Align your organization's priorities with the career stages of your membership
by Mary Ellen Brennan, SPHR, SHRM-SCP
As an association professional, do you ever feel like you are facing a laundry list of competing priorities? Are you searching for a new approach to reach your current and future members?
Many associations face the same challenges. Legacy programs require resources but may be providing less value over time. Current leadership is generating new ideas that further stretch finite staff resources. This leads to the challenge of deciding what to focus on, and perhaps what to purposefully abandon, to serve members’ needs.
Taking a look at your products and services through the lens of how they support members at various stages of their career provides a basis for associations to align their activities more closely with members’ needs. Has your association clearly defined the needs of your members at various stages of their careers? Do you know what the association can do to help them to advance within their profession?
Using a simple model of career growth across all professions, associations can define what is needed at each level of the career.
- Careers usually start with a student or intern phase. It is at this stage where an association should reach out and connect with a potential life-long member, perhaps providing resources to help them become employed and more importantly, to assist with the successful transition into the workplace.
- The second career stage occurs during the first years of employment, characterized by working under the close guidance of a more senior professional and executing routine tasks. Associations can support this stage by offering learning and skill-building in areas not covered by the academic curriculum.

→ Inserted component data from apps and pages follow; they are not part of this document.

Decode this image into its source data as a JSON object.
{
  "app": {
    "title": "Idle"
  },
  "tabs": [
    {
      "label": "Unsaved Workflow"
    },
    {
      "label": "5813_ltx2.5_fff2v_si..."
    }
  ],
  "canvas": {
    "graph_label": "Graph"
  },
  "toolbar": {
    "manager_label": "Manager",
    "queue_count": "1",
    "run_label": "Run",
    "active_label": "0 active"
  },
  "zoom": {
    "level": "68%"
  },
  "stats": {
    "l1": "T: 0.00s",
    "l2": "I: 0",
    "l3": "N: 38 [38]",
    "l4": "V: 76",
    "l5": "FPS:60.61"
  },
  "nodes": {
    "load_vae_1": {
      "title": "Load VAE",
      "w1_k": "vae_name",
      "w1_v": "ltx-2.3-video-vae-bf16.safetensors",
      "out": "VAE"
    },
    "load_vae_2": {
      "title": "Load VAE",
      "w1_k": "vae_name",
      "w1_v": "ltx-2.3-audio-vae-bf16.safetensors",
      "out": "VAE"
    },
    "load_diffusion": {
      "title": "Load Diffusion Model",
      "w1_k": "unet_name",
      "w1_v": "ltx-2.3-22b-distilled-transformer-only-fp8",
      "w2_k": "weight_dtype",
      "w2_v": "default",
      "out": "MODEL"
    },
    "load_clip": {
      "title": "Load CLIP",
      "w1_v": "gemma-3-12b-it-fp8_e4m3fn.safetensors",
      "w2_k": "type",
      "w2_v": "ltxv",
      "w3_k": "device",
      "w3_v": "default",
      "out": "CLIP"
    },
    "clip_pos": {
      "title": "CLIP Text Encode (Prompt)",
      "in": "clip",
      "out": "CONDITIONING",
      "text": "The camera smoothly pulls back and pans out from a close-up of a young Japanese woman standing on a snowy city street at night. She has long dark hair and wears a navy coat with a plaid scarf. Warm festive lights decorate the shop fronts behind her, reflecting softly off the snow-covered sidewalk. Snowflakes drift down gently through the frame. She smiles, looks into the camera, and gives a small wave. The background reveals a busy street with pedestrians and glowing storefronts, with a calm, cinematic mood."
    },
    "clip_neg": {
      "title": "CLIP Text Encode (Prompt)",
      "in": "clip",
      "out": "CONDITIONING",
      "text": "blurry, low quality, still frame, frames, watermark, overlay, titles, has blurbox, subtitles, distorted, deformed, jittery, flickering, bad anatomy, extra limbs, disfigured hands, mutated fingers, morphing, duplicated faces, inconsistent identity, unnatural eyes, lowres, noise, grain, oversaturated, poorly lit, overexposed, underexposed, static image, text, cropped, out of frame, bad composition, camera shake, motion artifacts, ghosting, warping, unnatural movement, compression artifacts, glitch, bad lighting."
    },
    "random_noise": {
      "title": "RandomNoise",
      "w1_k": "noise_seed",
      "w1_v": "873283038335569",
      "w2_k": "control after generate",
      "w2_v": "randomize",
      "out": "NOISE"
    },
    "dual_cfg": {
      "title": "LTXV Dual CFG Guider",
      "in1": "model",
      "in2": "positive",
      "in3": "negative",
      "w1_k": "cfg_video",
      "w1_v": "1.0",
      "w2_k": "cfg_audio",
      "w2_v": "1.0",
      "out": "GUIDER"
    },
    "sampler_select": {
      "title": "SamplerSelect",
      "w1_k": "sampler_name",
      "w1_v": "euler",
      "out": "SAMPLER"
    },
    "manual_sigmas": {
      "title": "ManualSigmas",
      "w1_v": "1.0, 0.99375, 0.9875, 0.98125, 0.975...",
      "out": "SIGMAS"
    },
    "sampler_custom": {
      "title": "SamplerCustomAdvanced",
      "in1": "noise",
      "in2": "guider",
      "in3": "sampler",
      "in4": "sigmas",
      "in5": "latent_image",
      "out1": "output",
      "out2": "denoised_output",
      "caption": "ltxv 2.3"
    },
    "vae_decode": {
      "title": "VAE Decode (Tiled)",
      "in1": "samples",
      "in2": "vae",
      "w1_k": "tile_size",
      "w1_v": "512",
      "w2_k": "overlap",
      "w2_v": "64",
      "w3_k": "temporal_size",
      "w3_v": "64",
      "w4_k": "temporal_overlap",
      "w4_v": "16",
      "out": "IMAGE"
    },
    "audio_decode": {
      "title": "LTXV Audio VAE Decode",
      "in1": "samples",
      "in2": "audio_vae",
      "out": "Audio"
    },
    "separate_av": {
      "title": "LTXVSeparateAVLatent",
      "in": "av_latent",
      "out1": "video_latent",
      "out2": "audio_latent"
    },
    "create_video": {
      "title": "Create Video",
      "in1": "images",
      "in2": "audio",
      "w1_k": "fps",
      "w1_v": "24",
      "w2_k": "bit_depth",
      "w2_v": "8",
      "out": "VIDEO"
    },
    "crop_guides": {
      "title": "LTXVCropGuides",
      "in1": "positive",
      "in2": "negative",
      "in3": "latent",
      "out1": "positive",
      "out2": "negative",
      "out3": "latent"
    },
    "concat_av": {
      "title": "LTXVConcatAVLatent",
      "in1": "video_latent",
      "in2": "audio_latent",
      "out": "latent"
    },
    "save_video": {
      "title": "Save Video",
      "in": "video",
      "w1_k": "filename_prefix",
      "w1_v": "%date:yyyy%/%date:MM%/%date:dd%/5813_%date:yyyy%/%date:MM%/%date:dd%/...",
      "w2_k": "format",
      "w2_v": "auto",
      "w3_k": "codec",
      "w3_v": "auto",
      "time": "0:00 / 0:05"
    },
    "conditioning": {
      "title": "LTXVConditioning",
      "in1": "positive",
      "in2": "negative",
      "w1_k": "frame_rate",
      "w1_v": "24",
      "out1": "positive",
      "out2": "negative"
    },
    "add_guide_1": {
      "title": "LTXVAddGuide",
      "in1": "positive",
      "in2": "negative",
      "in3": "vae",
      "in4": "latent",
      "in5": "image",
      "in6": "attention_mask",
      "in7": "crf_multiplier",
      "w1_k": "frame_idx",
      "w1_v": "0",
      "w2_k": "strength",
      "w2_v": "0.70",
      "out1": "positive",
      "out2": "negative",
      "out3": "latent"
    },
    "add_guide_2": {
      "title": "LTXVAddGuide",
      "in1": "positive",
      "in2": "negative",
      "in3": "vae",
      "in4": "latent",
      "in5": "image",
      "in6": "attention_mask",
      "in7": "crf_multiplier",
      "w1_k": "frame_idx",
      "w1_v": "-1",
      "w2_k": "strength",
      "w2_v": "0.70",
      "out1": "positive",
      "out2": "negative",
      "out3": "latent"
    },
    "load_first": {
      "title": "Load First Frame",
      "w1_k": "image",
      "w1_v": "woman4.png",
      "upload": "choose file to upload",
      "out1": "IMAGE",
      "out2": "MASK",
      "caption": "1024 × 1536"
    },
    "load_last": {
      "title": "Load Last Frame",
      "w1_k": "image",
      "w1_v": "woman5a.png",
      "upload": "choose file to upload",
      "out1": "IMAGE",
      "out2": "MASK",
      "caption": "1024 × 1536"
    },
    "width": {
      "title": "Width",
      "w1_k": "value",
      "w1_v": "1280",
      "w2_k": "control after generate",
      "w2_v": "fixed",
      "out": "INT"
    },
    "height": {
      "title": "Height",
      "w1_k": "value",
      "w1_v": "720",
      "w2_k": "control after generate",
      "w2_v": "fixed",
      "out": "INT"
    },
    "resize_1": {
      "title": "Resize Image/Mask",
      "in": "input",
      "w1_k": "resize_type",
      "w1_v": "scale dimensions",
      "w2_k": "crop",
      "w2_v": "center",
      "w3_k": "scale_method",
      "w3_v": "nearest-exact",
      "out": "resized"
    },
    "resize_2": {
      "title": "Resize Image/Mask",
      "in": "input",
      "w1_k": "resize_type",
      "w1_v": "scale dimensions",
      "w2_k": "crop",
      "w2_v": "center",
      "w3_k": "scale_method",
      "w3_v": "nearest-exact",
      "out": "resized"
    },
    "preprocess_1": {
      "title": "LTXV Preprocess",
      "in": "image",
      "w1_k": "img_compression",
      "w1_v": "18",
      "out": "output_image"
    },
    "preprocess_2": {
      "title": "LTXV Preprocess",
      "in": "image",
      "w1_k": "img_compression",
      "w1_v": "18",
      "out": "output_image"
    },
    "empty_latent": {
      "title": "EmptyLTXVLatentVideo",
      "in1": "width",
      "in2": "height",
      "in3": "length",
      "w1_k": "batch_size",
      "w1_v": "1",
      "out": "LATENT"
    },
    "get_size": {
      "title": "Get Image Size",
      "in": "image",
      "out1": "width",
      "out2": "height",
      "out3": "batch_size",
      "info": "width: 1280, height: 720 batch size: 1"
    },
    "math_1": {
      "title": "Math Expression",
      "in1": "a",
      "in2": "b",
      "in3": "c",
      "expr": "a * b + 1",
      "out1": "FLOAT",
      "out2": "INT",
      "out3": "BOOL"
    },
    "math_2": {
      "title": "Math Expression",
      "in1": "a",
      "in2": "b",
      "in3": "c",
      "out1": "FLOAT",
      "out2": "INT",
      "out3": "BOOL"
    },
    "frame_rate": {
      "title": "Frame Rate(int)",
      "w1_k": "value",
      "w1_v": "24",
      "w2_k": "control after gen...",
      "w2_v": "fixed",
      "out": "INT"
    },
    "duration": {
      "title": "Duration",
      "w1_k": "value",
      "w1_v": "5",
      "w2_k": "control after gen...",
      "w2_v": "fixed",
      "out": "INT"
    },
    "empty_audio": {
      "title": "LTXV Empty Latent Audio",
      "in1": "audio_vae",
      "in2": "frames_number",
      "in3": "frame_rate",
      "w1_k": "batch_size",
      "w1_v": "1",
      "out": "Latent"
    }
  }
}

- Somewhere between the second and third stage, the early-career professional may seek certification. Most associations are prepared to support that goal through their education programs.
- In the third career stage, professionals begin to work more independently and supervise others. During this stage, associations might offer management and leadership training and opportunities.
- In the fourth stage, professionals apply their experience and knowledge managing across the organization. These professionals could utilize education related to strategic planning and thinking, as well as emerging issues in the profession.
- Finally, many associations are developing programs and volunteer opportunities for professionals in a 5th stage of pre- or early-retirement. Associations can harness the desire of this group to give back to their profession and pass the leadership torch to others.
These are just a few suggestions for how to align education with needs at various career stages. Other possibilities will emerge from the specific needs of each profession.
Some of the benefits or opportunities that result from a clear understanding of members’ needs at each stage include:
- Member Engagement and Retention: Associations can position the career stage information as an additional service to members, increasing the value of membership.
- Outreach: Once an association knows more about its members at all levels of their career, the story about what their members do and how to join them becomes easy to tell.
- Volunteer Re-engagement: Associations realize that there is great value in the leadership opportunities presented by volunteer service and can re-engage their members with the win/win proposition of volunteer service.
A career stage program is a great way to re-energize your education offerings through alignment with member needs at various career levels. The information gleaned provides a valuable service to members seeking to move up the career ladder. It also results in increased engagement of members and volunteers, as well as potential entrants to the profession. Overall, a career stage program provides new focus for associations struggling with multiple, competing priorities.
About the author:
Mary Ellen Brennan, SPHR, SHRM-SCP works with associations developing career stage programs, as well as career and job search programs for members. She consults on HR operations and strategy with particular expertise in the areas of talent management and acquisition, organizational culture, performance management and work/life programs. www.mebrennan.com